Eugene Robinson, of the Washington Post, makes a good point about Donald Trump:
What Trump has done is call out the establishment on years of dishonest rhetoric. ...
The Republican Party promised – with nods, winks and dog-whistle toots – to change all of this and make everything the way it used to be. In practice, however, party leaders were compelled to deal with the world as it actually is – hence, for example, the establishment view a couple of years ago in favor of comprehensive immigration reform. ...
Enter Trump, who has the temerity to point out that the party establishment says one thing but does another. He launched his campaign by calling the GOP’s bluff on immigration: If the 11 million people here without documents are really “illegal,” as the party loudly proclaims, then send them home. Other candidates were put in the position of having to explain why, after claiming that President Obama was somehow “soft” on immigration, their position on allowing the undocumented to stay is basically the same.
This reminds me of my time in the Upper West Side of Manhattan in the early 1970s when I launched a TV Magazine program on public access cable and was hanging around a local Democratic club, the Park River Independent Democrats, to find out how politics worked in the neighborhood.
One big issue at the time was the "51st State Movement" that had many New York City Democrats wanting the city to secede from the state because the Republicans in Albany were mistreating us. The club had set up card tables on Broadway and 72nd Street and were asking passersby to sign secession petitions.
I remember asking Henry Berger and Paula Weiss, the two leaders of the club, if they really believed secession possible, or was even a good idea, and both laughed -- and I'm paraphrasing here: "Of course not! First of all, it's a pretty stupid idea, but second, it'll never happen!"
Then why are you soliciting petitions for it?
Their answer was that they were trolling for new members for the club, figuring that citizens who care enough about this issue to sign a petition might start coming to club meetings, get involved with local politics, and will hopefully stay involved long after this whole stupid secession movement is dead and gone and forgotten.
It was a ruse, albeit from their perspective, a well-intentioned and forgivable one.
The difference between the so-called Republican "establishment" and the so-called Republican "base" is the difference between the leadership of that Democratic club and the rubes who stopped to sign the petition. The establishment is sophisticated enough to know what needs to happen to get real things done, even if they have to pull the wool over the eyes of rubes to do it -- which is fine until the rubes catch on. Then? All the plans fall apart and nothing of import happens.
Donald Trump isn't just calling the GOP's bluff, he represents the logical extension of everything Republicans secretly think but are afraid to say out loud.

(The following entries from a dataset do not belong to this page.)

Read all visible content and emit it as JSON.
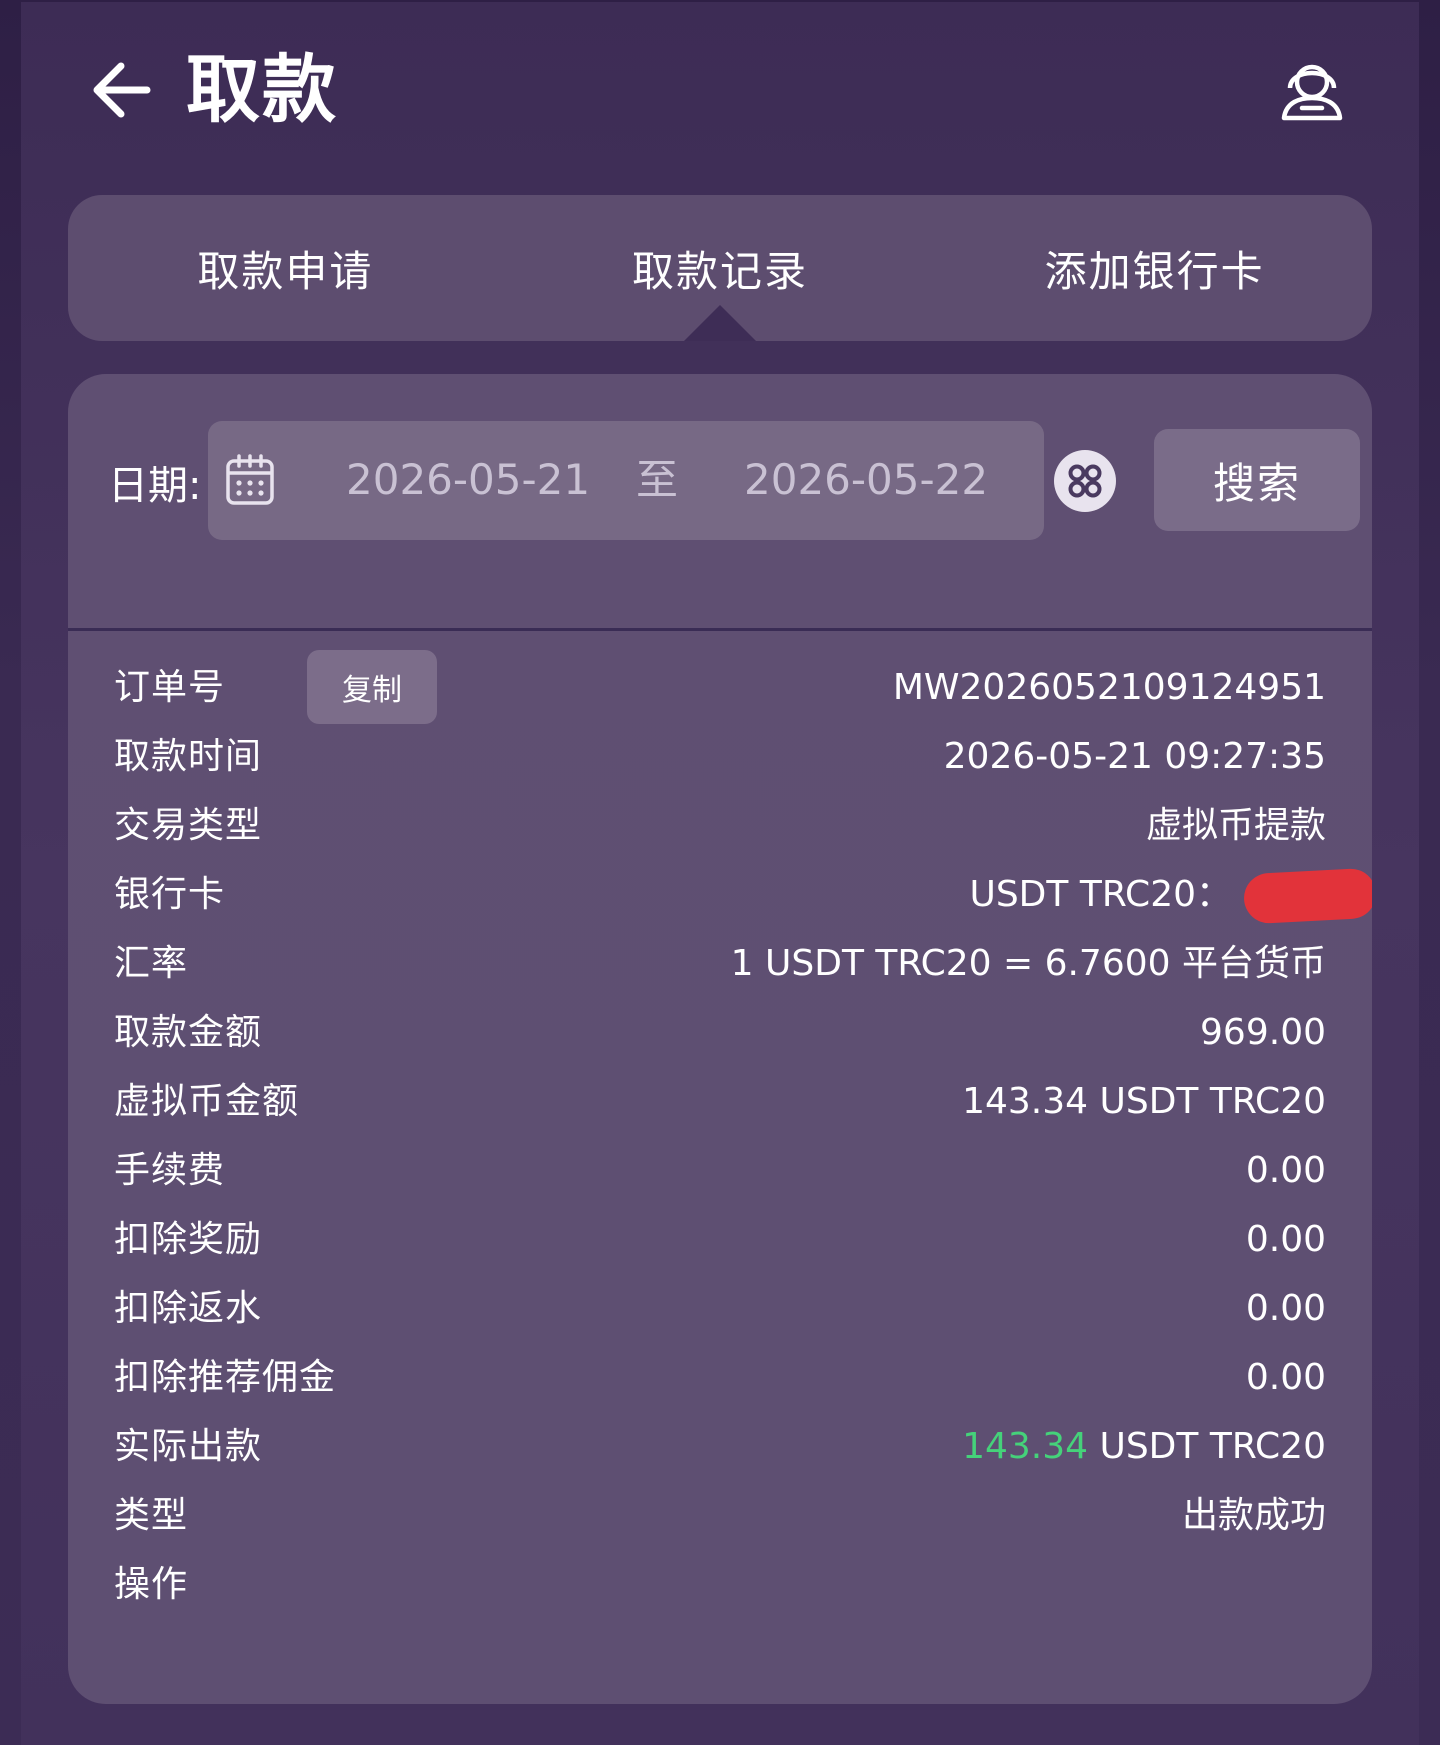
{
  "header": {
    "title": "取款"
  },
  "tabs": [
    {
      "label": "取款申请"
    },
    {
      "label": "取款记录"
    },
    {
      "label": "添加银行卡"
    }
  ],
  "filter": {
    "date_label": "日期:",
    "start_date": "2026-05-21",
    "separator": "至",
    "end_date": "2026-05-22",
    "search_label": "搜索"
  },
  "record": {
    "order_no_label": "订单号",
    "copy_label": "复制",
    "order_no": "MW2026052109124951",
    "time_label": "取款时间",
    "time": "2026-05-21 09:27:35",
    "tx_type_label": "交易类型",
    "tx_type": "虚拟币提款",
    "bank_card_label": "银行卡",
    "bank_card": "USDT TRC20：",
    "rate_label": "汇率",
    "rate": "1 USDT TRC20 = 6.7600 平台货币",
    "amount_label": "取款金额",
    "amount": "969.00",
    "crypto_amount_label": "虚拟币金额",
    "crypto_amount": "143.34 USDT TRC20",
    "fee_label": "手续费",
    "fee": "0.00",
    "deduct_bonus_label": "扣除奖励",
    "deduct_bonus": "0.00",
    "deduct_rebate_label": "扣除返水",
    "deduct_rebate": "0.00",
    "deduct_commission_label": "扣除推荐佣金",
    "deduct_commission": "0.00",
    "actual_label": "实际出款",
    "actual_amount": "143.34",
    "actual_unit": " USDT TRC20",
    "type_label": "类型",
    "type": "出款成功",
    "action_label": "操作"
  },
  "colors": {
    "background": "#42315b",
    "panel": "#5e4f72",
    "success": "#45d27a",
    "redaction": "#e2333a"
  },
  "icons": {
    "back": "arrow-left-icon",
    "support": "customer-service-icon",
    "calendar": "calendar-icon",
    "quick_select": "grid-icon"
  }
}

Politics may have kept John Boehner in check, keeping him from accomplishing anything Republicans really wanted to do, but Trump's not a politician, so he can promise, at least at this point, to deliver things that politicians never could deliver. Whether Trump would actually break the machine if he became president, or would miraculously smarten up and just be an Obama third term, is an open question at this point.
But can Ted Cruz beat Trump? One reason I doubt it is that all he has going for him is that he's an outsider, but he's an outsider who has been working on the inside, and has still demonstrated that he is totally feckless at accomplishing anything -- which gives Trump supporters no good reason to abandon him for Cruz. After all, if you're going to fail at achieving your agenda, you might as well do it with some guy who goes around loudly saying outlandish and controversial things that nobody else has the guts to say.
The real issue may be the future fate of the Republican party.
I see this as a huge game of Jumbo Jenga, where you stack up a tower of wooden pieces that players then pull out one by one, seeing how long they can do this before the whole structure inevitably tumbles over. (By the way, in recent years, I've googled to see whatever happened to the Park River Independent Democrats club back in Manhattan, and it seems to have vanished.)
I think everything points to the national Republican Party eventually breaking down into two separate parties made up, on one side, of relatively moderate wrong-headed conservatives, and on the other, outright wackadoodle wrong-headed conservatives. This may temporarily please us Democrats, but only until it dawns on us that both those groups carry guns.